Numerous calls to Local 25 seeking comment on the incident were not returned, and one of the local’s organizers said he could not speak for the union. Many of those interviewed for this story called the incident the most uncomfortable and threatening labor dispute they’d ever witnessed. No one was injured and no one was arrested, but by the end of the day, more than a dozen of the show’s production vehicles had their tires slashed, and many had their antennae broken off...
“As any employee of our show walked on or off set, the picketers verbally attacked us, calling the gays ‘fags,’ the blacks ‘niggers’ and most of the women ‘sluts and whores,’ ” the crewmember said. “It got worse as the day went on. They chased us down the sidewalk when we had to run from one end of the location to the next in the middle of our busy work day. They threatened to kill us, beat us, and said that they would find us and force us out of the city. Needless to say, we were terrified. I’m a strong person, but being called names and yelled at and harassed for 12 hours while working, I started to crumble. I was scared and worried for my safety.

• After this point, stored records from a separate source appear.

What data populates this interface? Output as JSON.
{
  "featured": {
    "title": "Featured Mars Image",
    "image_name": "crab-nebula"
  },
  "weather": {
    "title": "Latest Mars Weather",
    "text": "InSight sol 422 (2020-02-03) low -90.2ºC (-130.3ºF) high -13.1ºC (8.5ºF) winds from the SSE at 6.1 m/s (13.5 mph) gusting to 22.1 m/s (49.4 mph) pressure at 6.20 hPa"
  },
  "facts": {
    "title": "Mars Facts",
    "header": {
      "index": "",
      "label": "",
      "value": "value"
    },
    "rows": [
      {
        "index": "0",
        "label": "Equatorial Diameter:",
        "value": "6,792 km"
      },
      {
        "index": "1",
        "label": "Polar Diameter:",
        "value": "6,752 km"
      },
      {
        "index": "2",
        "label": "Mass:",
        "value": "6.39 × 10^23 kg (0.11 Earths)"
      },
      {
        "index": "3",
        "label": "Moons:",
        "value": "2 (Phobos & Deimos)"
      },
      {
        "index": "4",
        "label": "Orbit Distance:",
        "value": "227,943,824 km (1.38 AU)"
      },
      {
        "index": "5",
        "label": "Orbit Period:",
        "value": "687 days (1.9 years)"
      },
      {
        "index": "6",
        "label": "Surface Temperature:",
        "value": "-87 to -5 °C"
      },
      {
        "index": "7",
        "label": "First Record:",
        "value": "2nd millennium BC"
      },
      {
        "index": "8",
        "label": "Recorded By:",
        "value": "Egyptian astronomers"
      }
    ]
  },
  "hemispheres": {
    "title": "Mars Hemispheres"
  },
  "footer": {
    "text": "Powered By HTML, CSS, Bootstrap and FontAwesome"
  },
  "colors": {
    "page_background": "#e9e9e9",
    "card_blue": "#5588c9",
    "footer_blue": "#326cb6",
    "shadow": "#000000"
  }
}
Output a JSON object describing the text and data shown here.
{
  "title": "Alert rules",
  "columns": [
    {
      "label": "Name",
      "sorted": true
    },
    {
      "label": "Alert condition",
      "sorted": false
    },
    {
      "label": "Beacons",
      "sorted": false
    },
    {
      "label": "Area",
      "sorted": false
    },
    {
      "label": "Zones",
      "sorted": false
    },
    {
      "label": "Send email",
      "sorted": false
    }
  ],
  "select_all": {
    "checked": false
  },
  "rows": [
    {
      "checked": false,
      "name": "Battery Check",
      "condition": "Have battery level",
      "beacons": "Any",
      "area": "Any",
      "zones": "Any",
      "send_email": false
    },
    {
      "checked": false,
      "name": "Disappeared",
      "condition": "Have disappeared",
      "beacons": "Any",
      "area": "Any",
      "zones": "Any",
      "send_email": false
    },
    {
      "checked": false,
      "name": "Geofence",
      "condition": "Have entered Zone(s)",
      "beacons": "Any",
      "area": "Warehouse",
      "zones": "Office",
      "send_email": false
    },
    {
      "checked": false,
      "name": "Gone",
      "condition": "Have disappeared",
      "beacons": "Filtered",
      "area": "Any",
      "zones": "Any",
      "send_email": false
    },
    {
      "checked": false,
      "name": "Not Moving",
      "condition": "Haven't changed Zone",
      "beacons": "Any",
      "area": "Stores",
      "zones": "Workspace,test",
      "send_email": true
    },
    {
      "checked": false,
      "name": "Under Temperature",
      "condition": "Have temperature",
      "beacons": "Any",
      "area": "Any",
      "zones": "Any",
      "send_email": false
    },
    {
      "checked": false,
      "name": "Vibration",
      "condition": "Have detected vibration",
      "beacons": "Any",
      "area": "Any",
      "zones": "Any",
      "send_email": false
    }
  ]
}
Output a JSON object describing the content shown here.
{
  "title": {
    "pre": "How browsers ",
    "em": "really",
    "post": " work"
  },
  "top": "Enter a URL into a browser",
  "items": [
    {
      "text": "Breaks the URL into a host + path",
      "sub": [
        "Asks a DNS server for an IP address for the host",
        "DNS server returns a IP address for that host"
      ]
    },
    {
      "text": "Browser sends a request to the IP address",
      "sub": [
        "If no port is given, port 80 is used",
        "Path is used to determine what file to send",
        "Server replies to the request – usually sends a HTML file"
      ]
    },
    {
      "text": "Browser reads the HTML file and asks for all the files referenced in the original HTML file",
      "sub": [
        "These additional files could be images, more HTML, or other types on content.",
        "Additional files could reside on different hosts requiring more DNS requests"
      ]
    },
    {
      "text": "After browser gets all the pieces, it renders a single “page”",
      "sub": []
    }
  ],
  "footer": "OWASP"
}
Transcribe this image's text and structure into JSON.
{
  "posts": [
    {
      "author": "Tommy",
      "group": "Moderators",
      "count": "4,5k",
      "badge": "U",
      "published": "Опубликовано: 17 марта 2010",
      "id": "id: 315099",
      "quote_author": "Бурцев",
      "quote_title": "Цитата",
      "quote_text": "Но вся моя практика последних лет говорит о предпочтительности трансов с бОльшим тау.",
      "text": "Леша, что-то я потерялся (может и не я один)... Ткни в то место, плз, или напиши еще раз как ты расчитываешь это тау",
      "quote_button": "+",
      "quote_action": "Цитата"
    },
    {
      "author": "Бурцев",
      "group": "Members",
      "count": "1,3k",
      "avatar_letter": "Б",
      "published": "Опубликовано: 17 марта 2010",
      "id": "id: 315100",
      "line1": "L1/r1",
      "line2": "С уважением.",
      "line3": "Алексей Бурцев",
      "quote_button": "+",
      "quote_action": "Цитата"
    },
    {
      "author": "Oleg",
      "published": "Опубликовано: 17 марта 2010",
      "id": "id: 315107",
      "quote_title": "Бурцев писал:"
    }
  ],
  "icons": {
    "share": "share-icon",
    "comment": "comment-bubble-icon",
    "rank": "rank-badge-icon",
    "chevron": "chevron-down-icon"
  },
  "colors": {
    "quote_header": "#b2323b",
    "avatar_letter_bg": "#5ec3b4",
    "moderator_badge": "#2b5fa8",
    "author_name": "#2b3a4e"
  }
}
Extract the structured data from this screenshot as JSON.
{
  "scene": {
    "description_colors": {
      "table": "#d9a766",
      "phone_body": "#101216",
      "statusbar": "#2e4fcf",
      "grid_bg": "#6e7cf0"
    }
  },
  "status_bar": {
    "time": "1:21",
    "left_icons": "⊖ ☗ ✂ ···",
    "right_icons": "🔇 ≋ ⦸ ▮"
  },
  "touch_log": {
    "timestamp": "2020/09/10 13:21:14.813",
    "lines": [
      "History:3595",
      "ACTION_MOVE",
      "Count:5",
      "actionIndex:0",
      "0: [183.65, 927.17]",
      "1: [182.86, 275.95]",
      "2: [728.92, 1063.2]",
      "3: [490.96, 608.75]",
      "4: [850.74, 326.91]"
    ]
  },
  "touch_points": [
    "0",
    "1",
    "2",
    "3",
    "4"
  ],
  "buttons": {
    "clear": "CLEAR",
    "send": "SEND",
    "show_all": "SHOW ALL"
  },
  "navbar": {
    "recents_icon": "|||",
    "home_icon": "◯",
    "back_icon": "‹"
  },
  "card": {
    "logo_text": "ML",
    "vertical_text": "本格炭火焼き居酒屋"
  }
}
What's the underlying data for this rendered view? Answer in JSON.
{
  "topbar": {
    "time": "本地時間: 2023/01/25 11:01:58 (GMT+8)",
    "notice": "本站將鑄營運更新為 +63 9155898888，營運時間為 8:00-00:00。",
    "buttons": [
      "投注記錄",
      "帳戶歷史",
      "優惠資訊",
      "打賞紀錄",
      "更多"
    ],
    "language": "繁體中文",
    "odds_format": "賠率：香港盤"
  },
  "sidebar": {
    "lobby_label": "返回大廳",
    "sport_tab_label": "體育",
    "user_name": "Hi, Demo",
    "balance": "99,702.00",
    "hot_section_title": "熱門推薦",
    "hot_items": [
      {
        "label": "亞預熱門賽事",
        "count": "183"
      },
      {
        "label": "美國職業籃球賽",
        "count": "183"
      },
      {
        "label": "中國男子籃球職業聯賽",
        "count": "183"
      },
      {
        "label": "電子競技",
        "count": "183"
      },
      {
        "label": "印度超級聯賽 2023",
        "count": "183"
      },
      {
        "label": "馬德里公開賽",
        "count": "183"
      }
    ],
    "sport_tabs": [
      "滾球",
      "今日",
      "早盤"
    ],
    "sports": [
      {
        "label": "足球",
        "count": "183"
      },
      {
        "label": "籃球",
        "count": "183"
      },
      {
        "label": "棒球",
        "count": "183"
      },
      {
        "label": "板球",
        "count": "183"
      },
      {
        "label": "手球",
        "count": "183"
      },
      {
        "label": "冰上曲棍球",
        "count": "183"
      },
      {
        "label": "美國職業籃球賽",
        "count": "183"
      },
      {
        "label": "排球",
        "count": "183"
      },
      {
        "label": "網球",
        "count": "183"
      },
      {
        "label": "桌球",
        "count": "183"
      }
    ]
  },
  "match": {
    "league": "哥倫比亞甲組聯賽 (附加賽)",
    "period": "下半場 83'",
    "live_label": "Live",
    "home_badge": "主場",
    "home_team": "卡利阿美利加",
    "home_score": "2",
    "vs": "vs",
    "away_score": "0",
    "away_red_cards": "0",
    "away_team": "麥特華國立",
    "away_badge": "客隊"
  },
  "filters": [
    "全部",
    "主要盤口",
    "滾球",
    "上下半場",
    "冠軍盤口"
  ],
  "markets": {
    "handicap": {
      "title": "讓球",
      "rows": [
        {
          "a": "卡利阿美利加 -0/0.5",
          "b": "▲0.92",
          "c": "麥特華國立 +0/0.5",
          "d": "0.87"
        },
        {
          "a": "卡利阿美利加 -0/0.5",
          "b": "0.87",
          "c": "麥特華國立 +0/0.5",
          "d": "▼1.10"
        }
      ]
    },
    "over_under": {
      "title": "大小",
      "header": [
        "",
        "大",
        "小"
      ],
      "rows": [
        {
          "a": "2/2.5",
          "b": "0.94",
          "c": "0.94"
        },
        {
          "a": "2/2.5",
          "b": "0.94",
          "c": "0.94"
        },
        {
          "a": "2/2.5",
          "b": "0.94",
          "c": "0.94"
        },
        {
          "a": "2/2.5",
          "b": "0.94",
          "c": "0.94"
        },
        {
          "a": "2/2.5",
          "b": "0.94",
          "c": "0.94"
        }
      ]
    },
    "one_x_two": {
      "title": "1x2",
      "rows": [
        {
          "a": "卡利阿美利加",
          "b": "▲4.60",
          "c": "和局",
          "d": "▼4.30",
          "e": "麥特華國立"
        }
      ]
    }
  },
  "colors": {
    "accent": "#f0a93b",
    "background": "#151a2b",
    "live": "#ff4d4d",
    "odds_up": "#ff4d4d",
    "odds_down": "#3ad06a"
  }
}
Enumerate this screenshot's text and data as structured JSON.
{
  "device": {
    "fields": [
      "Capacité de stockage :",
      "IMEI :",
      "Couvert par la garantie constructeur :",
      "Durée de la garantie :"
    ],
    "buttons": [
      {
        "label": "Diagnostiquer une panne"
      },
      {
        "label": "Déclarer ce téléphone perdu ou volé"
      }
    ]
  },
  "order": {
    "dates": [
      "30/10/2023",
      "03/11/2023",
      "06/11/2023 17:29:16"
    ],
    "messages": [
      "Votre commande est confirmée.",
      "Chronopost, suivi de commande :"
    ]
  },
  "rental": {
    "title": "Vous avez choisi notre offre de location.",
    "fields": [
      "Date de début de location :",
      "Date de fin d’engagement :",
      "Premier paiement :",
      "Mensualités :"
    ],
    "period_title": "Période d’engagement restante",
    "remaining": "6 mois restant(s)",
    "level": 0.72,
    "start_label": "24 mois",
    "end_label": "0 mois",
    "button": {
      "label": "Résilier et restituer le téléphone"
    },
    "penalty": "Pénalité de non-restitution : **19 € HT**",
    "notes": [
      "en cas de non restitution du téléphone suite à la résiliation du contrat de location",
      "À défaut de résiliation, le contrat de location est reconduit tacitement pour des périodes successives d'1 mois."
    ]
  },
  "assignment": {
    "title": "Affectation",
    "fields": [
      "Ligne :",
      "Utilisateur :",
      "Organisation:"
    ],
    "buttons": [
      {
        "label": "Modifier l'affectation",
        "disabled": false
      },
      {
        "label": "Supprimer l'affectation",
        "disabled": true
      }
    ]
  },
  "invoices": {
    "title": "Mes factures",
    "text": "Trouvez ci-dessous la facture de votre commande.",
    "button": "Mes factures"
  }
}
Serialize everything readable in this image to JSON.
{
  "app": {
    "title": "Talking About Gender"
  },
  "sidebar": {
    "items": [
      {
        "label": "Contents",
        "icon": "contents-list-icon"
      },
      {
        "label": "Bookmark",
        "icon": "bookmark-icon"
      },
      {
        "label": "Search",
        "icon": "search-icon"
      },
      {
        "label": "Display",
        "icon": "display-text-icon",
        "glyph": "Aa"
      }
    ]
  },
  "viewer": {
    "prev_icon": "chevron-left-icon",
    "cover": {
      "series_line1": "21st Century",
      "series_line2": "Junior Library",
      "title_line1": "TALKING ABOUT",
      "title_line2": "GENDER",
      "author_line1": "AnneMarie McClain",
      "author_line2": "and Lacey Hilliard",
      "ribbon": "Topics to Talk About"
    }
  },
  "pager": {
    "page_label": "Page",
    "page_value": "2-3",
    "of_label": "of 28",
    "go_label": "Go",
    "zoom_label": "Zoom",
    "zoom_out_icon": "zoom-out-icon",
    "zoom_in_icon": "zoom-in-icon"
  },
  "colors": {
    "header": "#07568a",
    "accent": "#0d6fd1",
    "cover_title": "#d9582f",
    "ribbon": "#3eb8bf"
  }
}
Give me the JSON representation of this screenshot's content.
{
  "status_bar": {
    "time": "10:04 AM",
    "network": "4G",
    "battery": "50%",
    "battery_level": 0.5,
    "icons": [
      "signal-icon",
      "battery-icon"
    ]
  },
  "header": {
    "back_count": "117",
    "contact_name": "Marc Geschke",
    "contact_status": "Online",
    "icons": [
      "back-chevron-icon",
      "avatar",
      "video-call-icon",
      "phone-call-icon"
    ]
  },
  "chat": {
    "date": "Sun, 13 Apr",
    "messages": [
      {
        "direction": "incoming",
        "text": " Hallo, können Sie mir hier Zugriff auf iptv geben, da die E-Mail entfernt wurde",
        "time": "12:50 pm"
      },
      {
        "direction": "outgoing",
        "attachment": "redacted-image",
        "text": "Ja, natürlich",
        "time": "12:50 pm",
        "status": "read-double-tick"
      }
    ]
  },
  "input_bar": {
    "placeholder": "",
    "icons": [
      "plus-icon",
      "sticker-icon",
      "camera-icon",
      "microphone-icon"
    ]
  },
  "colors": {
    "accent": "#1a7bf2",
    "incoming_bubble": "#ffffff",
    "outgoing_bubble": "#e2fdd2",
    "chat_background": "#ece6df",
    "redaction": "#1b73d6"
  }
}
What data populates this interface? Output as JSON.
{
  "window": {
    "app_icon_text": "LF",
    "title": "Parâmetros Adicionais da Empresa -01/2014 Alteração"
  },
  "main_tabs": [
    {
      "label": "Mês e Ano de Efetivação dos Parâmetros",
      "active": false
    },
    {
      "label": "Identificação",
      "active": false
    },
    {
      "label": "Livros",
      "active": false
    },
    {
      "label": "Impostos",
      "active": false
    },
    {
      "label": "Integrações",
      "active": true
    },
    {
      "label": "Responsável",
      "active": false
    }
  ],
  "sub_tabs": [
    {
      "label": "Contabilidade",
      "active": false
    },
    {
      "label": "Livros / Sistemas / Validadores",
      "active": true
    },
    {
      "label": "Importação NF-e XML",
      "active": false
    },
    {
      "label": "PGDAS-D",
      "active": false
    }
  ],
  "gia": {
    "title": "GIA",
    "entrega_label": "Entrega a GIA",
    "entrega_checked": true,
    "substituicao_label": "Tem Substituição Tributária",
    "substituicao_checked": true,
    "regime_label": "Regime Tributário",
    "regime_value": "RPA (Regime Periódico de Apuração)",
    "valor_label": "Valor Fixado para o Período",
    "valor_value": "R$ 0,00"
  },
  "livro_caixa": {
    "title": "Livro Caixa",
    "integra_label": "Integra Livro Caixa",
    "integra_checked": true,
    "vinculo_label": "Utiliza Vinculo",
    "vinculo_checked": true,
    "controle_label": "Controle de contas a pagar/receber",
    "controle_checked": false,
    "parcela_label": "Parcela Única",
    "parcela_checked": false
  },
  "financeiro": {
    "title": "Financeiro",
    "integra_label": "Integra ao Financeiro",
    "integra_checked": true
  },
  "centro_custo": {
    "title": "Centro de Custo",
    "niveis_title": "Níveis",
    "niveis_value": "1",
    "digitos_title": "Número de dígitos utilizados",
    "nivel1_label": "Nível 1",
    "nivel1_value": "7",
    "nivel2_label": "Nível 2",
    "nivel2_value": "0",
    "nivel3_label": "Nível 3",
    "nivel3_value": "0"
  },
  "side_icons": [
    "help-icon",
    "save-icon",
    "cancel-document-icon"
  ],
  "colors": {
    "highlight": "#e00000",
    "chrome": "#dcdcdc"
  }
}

The Teamsters union denies the account of “Top Chef” crew members:
Teamsters Local 25 for the last eight years has been a vital part in the success of the film industry in Massachusetts. We continue to support the industry and all the jobs that are created directly and indirectly. The Top Chef situation as it is written is fiction at best. As a union, we have the right to lawfully demonstrate and protest the filming of non-union non-Massachusetts workers. We have fought long and hard to protect our members, their livelihoods and will continue to do so. If the allegations were true Milton Police would have taken appropriate action. Again, Teamsters Local 25 will continue to be vigilant and hold employers accountable when it comes to making sure area standards are upheld, but more importantly to respect the workers that are responsible for their success and prosperity.
The union thuggery on display is a result of the show’s producers opting not to hire union workers to produce the show. In Massachusetts unions still have a strangle hold on many industries and distort the labor market by holding wages high. The production industry is no different. However, it’s unacceptable that any company and employees should suffer this kind of violent harassment for choosing not to hire unionized workers. It smacks of tactics that gangs and mobs employ to stay in business.
This kind of bullying and thuggish behavior doesn’t make unions look any too good. And they are already in trouble. Union membership has been on a precipitous decline falling from a peak of almost 35 percent of workers in 1954 to 11.3 percent of the labor force today. Gallup finds that while a majority of Americans (54 percent) approve of labor unions that is down from 72 percent in 1936. More than half of Americans also think the future is bleak for labor unions and episodes